- Centralized training of clinical raters
- Ensuring uniformity of assessments and measures across the projects and over time
- Expert consultation on measure selection and how best to analyze the clinical symptom data generated from each project
CAU Leader: David Kimhy, PhD.
Mobile Health and Technology Unit
The Mobile Health and Technology (MHT) Unit provides expertise and consultation to all investigators and trainees. In addition, the Unit guides the use of mobile technology for its critical role in OPAL Project 3. The MHT unit will be responsible for:
- Expert Consultation on mHealth including Experience Sampling Methods (ESM) using smartphones.
- Assessing software/hardware infrastructure to support OPAL mHealth initiatives.
- Technical assistance and quality control procedures for Project 3.
MHT Leader: David Kimhy, PhD.
Ethics and Human Subjects Unit
The Ethics and Human Subjects Unit (EHSU) assures that all OPAL personnel receive appropriate training in the Responsible Conduct of Research and that all research conducted by OPAL meets all regulatory and ethical requirements. In addition, the Unit will explore new approaches to human subject issues in translational research relevant to its conduct in real-world settings. The EHSU is responsible for:
- Oversight of informed consent
- Central IRB
- Data and Safety Monitoring Plan
EHSU Leader: David Strauss, MD.
Health Economics Unit
The Health Economics Unit (HEU) guides OPAL investigators in the assessment of the costs of study interventions and their impact on implementation. The Health Economics Unit is a resource to OPAL investigators as they consider the costs of interventions and how this affects implementation decisions. Although thorough cost-effectiveness evaluations are beyond the scope of the OPAL projects proposed here, our access to Medicaid claims data allows us to estimate healthcare costs (both behavioral healthcare and physical healthcare costs) to the payer for clients receiving services in the interventions under study.
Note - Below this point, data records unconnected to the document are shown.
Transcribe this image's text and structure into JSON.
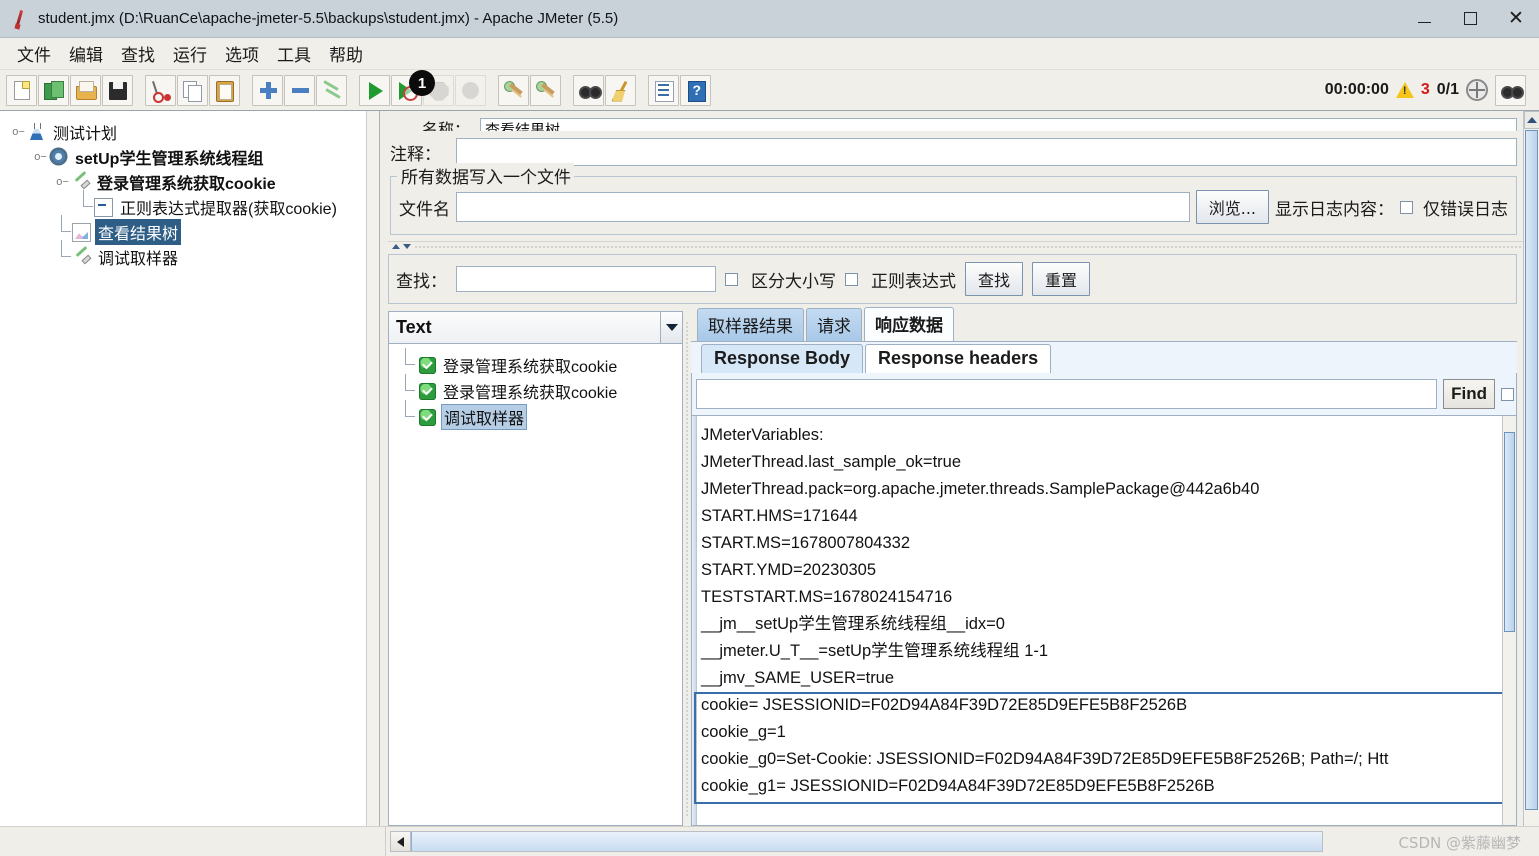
{
  "window": {
    "title": "student.jmx (D:\\RuanCe\\apache-jmeter-5.5\\backups\\student.jmx) - Apache JMeter (5.5)",
    "app_icon": "jmeter-feather-icon",
    "minimize": "−",
    "maximize": "□",
    "close": "✕"
  },
  "menu": {
    "items": [
      {
        "label": "文件",
        "name": "menu-file"
      },
      {
        "label": "编辑",
        "name": "menu-edit"
      },
      {
        "label": "查找",
        "name": "menu-search"
      },
      {
        "label": "运行",
        "name": "menu-run"
      },
      {
        "label": "选项",
        "name": "menu-options"
      },
      {
        "label": "工具",
        "name": "menu-tools"
      },
      {
        "label": "帮助",
        "name": "menu-help"
      }
    ]
  },
  "toolbar": {
    "badge": "1",
    "status": {
      "elapsed": "00:00:00",
      "warning_count": "3",
      "threads": "0/1"
    },
    "icons": [
      "new-icon",
      "templates-icon",
      "open-icon",
      "save-icon",
      "cut-icon",
      "copy-icon",
      "paste-icon",
      "expand-icon",
      "collapse-icon",
      "toggle-icon",
      "start-icon",
      "start-no-pauses-icon",
      "stop-icon",
      "shutdown-icon",
      "clear-icon",
      "clear-all-icon",
      "search-icon",
      "reset-search-icon",
      "function-helper-icon",
      "help-icon"
    ]
  },
  "tree": {
    "nodes": [
      {
        "label": "测试计划",
        "icon": "flask-icon",
        "depth": 0,
        "selected": false,
        "bold": false
      },
      {
        "label": "setUp学生管理系统线程组",
        "icon": "gear-icon",
        "depth": 1,
        "selected": false,
        "bold": true
      },
      {
        "label": "登录管理系统获取cookie",
        "icon": "pipette-icon",
        "depth": 2,
        "selected": false,
        "bold": true
      },
      {
        "label": "正则表达式提取器(获取cookie)",
        "icon": "arrow-box-icon",
        "depth": 3,
        "selected": false,
        "bold": false
      },
      {
        "label": "查看结果树",
        "icon": "chart-icon",
        "depth": 2,
        "selected": true,
        "bold": false
      },
      {
        "label": "调试取样器",
        "icon": "pipette-icon",
        "depth": 2,
        "selected": false,
        "bold": false
      }
    ]
  },
  "config": {
    "name_label_cut": "名称：",
    "name_value_cut": "查看结果树",
    "comment_label": "注释：",
    "comment_value": "",
    "group_legend": "所有数据写入一个文件",
    "filename_label": "文件名",
    "filename_value": "",
    "browse_button": "浏览...",
    "log_display_label": "显示日志内容：",
    "errors_only_label": "仅错误日志",
    "errors_only_checked": false
  },
  "search": {
    "label": "查找：",
    "value": "",
    "case_sensitive_label": "区分大小写",
    "case_sensitive_checked": false,
    "regex_label": "正则表达式",
    "regex_checked": false,
    "find_button": "查找",
    "reset_button": "重置"
  },
  "results": {
    "renderer_selected": "Text",
    "items": [
      {
        "label": "登录管理系统获取cookie",
        "status": "ok",
        "selected": false
      },
      {
        "label": "登录管理系统获取cookie",
        "status": "ok",
        "selected": false
      },
      {
        "label": "调试取样器",
        "status": "ok",
        "selected": true
      }
    ]
  },
  "detail_tabs": {
    "primary": [
      {
        "label": "取样器结果",
        "active": false
      },
      {
        "label": "请求",
        "active": false
      },
      {
        "label": "响应数据",
        "active": true
      }
    ],
    "secondary": [
      {
        "label": "Response Body",
        "active": true
      },
      {
        "label": "Response headers",
        "active": false
      }
    ]
  },
  "find_bar": {
    "value": "",
    "button": "Find",
    "checkbox_checked": false
  },
  "response_body": {
    "lines": [
      "JMeterVariables:",
      "JMeterThread.last_sample_ok=true",
      "JMeterThread.pack=org.apache.jmeter.threads.SamplePackage@442a6b40",
      "START.HMS=171644",
      "START.MS=1678007804332",
      "START.YMD=20230305",
      "TESTSTART.MS=1678024154716",
      "__jm__setUp学生管理系统线程组__idx=0",
      "__jmeter.U_T__=setUp学生管理系统线程组 1-1",
      "__jmv_SAME_USER=true",
      "cookie= JSESSIONID=F02D94A84F39D72E85D9EFE5B8F2526B",
      "cookie_g=1",
      "cookie_g0=Set-Cookie: JSESSIONID=F02D94A84F39D72E85D9EFE5B8F2526B; Path=/; Htt",
      "cookie_g1= JSESSIONID=F02D94A84F39D72E85D9EFE5B8F2526B"
    ],
    "highlight_start_index": 10,
    "highlight_end_index": 13
  },
  "statusbar": {
    "watermark": "CSDN @紫藤幽梦"
  },
  "colors": {
    "titlebar": "#c9d2d9",
    "selection": "#2e5d86",
    "tab_active": "#d6e7f8",
    "error": "#d21919",
    "warning": "#f5c518",
    "highlight_border": "#3b6ea8"
  }
}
New York requires all Medicaid managed care entities to submit encounter data even for services that are paid under a capitated arrangement, hence the Medicaid claims data include both paid claims and encounter data (hereafter, simply called “Medicaid claims”). We can then estimate costs of services by using Medicaid, Medicare, or other payer rates.
HEU Leaders: Thomas G. McGuire, PhD, and Jennifer Humensky, PhD.